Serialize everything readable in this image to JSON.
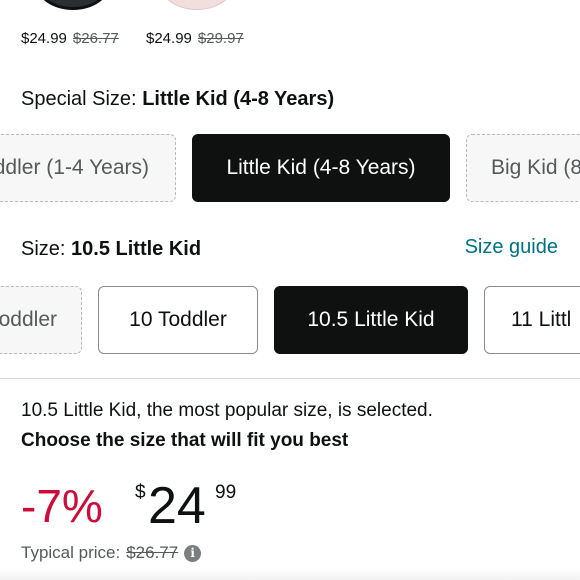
{
  "swatches": [
    {
      "price": "$24.99",
      "list_price": "$26.77"
    },
    {
      "price": "$24.99",
      "list_price": "$29.97"
    }
  ],
  "special_size": {
    "label": "Special Size:",
    "selected": "Little Kid (4-8 Years)",
    "options": [
      {
        "label": "ddler (1-4 Years)",
        "state": "unavailable"
      },
      {
        "label": "Little Kid (4-8 Years)",
        "state": "selected"
      },
      {
        "label": "Big Kid (8",
        "state": "unavailable"
      }
    ]
  },
  "size": {
    "label": "Size:",
    "selected": "10.5 Little Kid",
    "size_guide": "Size guide",
    "options": [
      {
        "label": "oddler",
        "state": "unavailable"
      },
      {
        "label": "10 Toddler",
        "state": "available"
      },
      {
        "label": "10.5 Little Kid",
        "state": "selected"
      },
      {
        "label": "11 Littl",
        "state": "available"
      }
    ]
  },
  "message": {
    "line1": "10.5 Little Kid, the most popular size, is selected.",
    "line2": "Choose the size that will fit you best"
  },
  "price": {
    "discount": "-7%",
    "currency": "$",
    "whole": "24",
    "fraction": "99",
    "typical_label": "Typical price:",
    "typical_value": "$26.77"
  },
  "colors": {
    "discount": "#cc0c39",
    "link": "#007185",
    "selected_chip": "#0f1111"
  },
  "icons": {
    "info": "info-icon"
  }
}
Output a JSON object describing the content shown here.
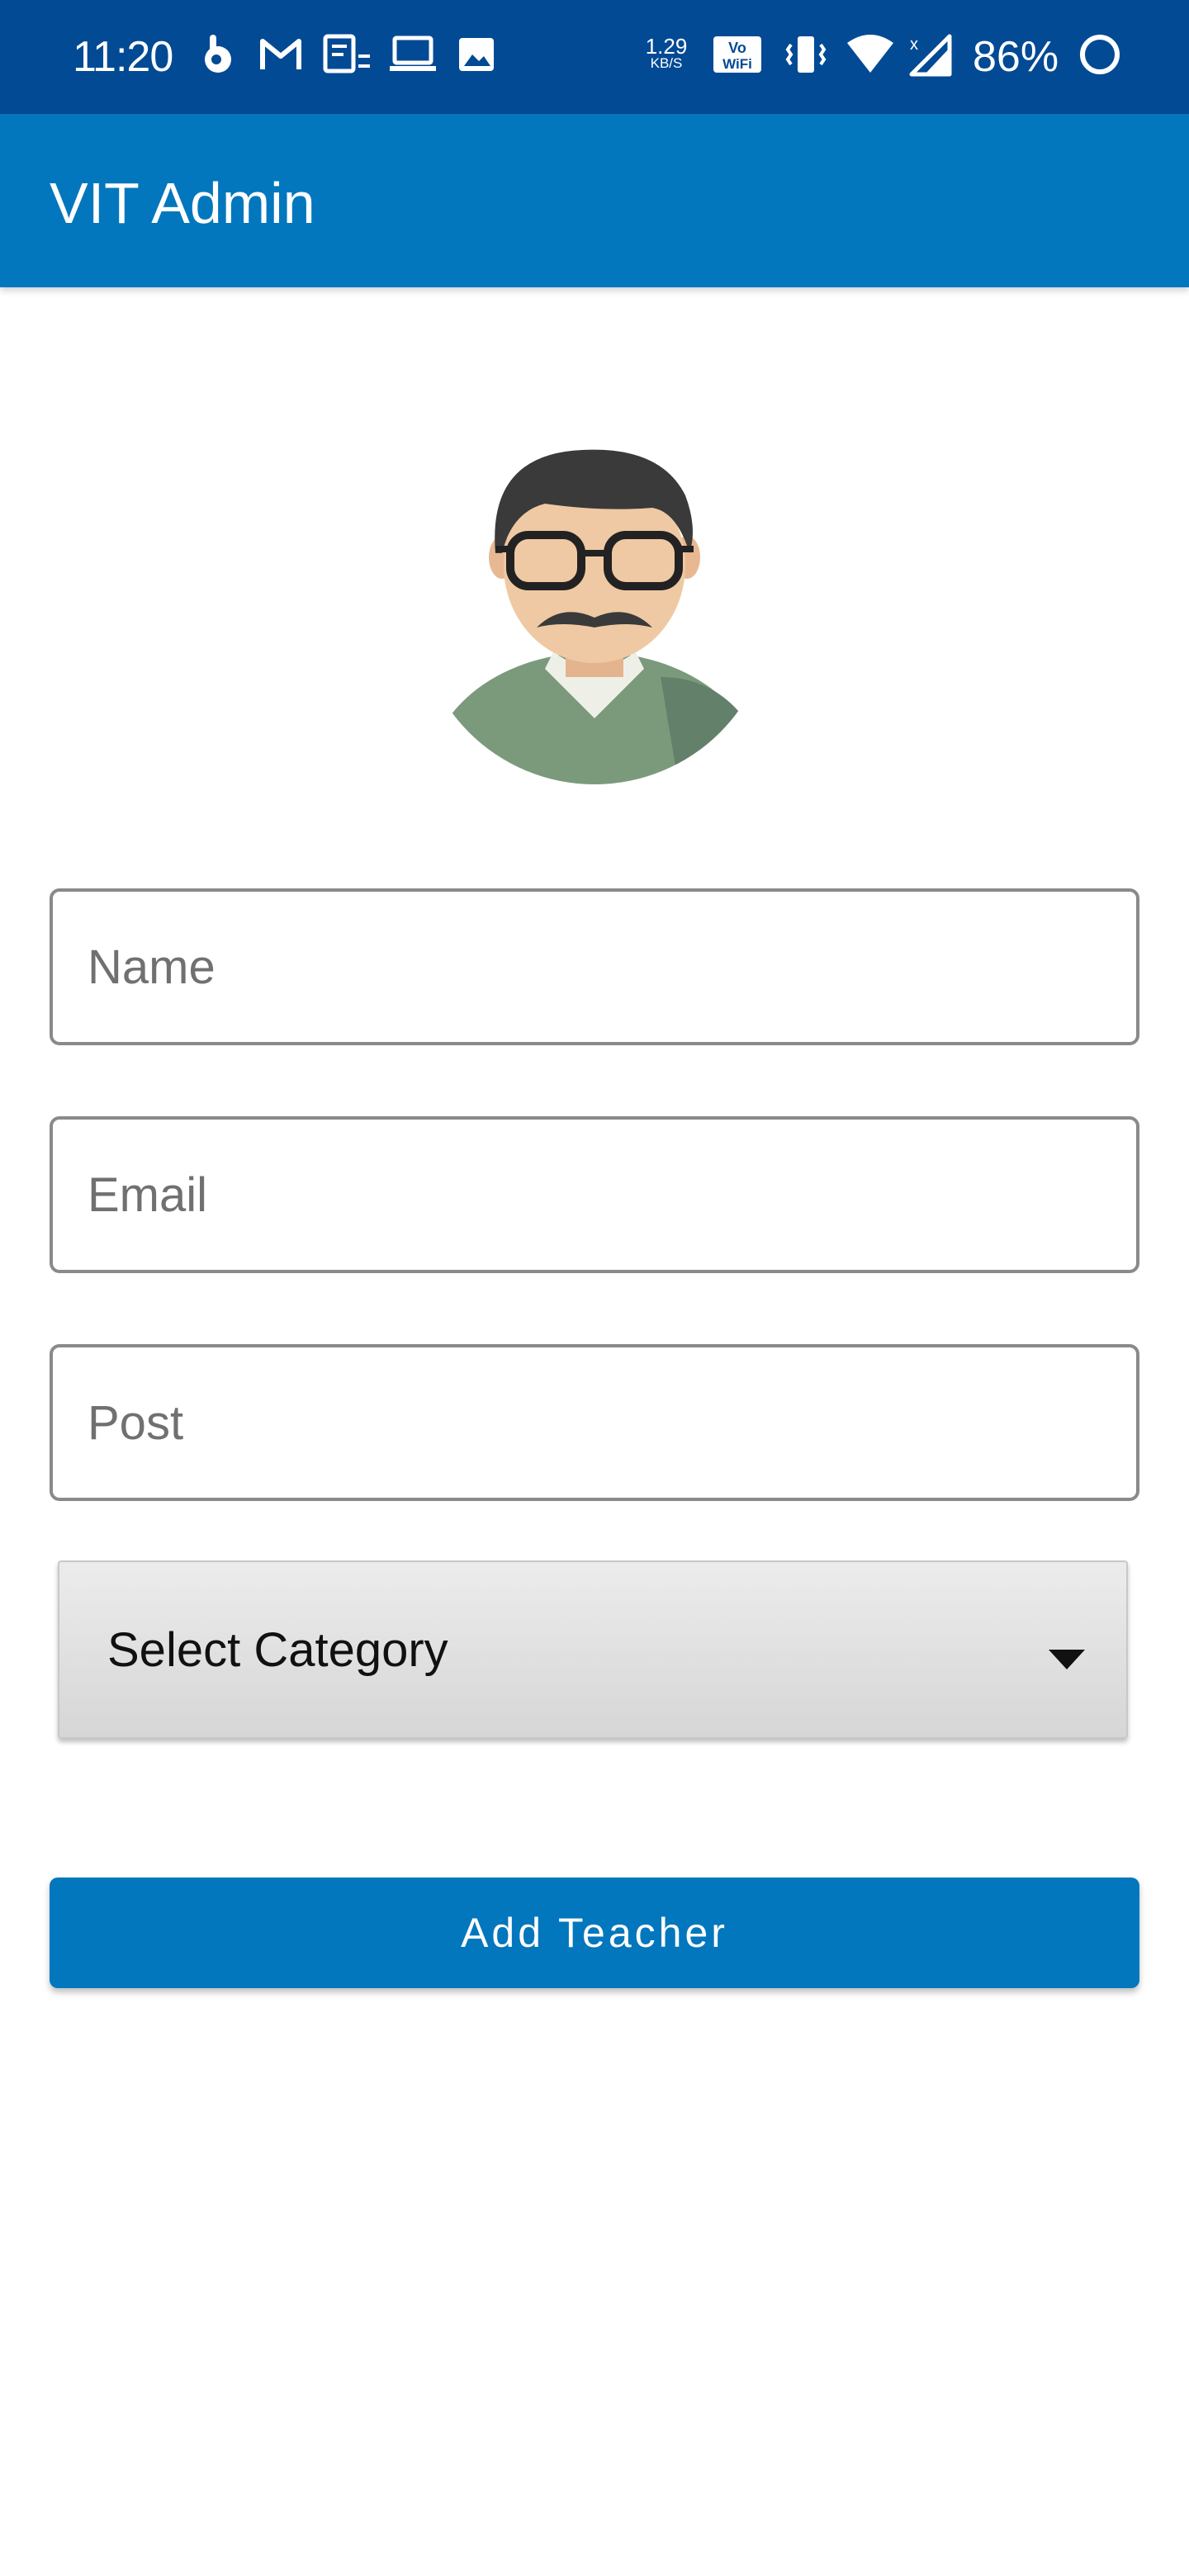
{
  "status_bar": {
    "time": "11:20",
    "net_speed_value": "1.29",
    "net_speed_unit": "KB/S",
    "battery_percent": "86%",
    "icons": [
      "hand-ok-icon",
      "gmail-icon",
      "notes-icon",
      "laptop-icon",
      "image-icon",
      "volte-wifi-icon",
      "vibrate-icon",
      "wifi-icon",
      "signal-icon",
      "battery-ring-icon"
    ]
  },
  "app_bar": {
    "title": "VIT Admin"
  },
  "form": {
    "name_placeholder": "Name",
    "email_placeholder": "Email",
    "post_placeholder": "Post",
    "category_label": "Select Category",
    "submit_label": "Add Teacher"
  },
  "colors": {
    "status_bar": "#034a95",
    "app_bar": "#0377bd",
    "button": "#0377bd",
    "avatar_sweater": "#7b9a7c",
    "avatar_skin": "#efc9a3",
    "avatar_hair": "#3a3a3a"
  }
}
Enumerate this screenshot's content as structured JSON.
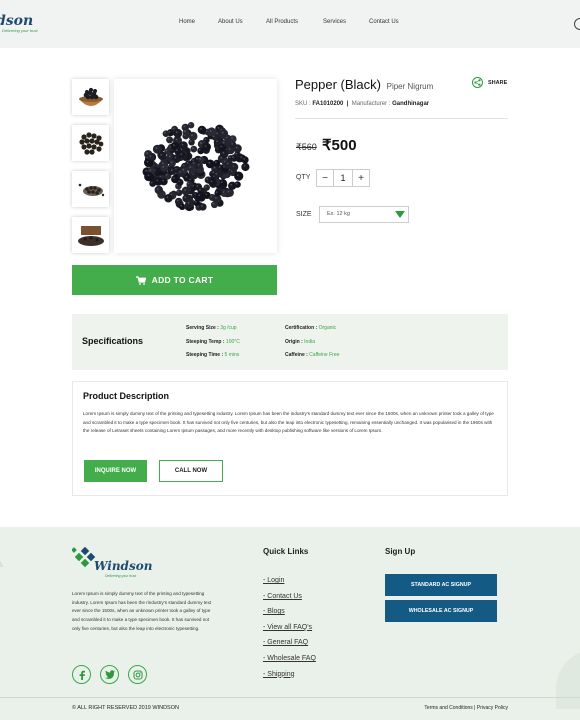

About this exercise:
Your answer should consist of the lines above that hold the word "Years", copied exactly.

Answer to this task:
    "selected": "Little Kid (4-8 Years)",
        "label": "ddler (1-4 Years)",
        "label": "Little Kid (4-8 Years)",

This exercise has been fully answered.